**What is needed**
Could you copy every line of the data that contains the word "Übersicht"?

##### Available records

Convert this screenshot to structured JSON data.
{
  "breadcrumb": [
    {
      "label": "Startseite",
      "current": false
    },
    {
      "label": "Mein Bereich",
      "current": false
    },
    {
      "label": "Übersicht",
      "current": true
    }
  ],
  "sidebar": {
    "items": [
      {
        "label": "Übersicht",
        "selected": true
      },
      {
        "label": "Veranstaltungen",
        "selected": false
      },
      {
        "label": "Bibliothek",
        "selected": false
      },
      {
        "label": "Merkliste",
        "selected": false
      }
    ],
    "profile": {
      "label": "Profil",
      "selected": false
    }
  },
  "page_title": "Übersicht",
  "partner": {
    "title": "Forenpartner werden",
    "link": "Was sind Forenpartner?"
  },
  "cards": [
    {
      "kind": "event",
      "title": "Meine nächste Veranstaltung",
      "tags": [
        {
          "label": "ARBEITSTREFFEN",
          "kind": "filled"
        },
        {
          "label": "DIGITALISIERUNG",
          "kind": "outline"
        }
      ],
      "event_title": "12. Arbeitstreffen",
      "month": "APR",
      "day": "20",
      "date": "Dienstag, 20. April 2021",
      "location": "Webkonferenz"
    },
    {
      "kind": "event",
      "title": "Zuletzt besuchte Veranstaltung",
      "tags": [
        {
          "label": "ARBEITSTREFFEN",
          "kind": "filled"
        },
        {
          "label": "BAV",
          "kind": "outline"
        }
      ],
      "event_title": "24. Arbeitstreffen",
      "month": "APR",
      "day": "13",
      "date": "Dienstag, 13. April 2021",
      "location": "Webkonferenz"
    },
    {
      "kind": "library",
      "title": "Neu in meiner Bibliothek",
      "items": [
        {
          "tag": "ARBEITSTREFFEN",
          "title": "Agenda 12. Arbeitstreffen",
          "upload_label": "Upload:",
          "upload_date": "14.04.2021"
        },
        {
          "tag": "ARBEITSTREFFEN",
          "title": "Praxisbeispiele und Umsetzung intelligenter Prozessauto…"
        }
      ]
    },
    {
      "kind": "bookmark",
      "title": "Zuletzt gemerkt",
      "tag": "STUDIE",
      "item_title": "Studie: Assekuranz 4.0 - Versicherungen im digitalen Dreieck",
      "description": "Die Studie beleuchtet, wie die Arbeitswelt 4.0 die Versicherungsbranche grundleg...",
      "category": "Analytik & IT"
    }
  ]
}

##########

**Exercise result**
      "label": "Übersicht",
        "label": "Übersicht",
  "page_title": "Übersicht",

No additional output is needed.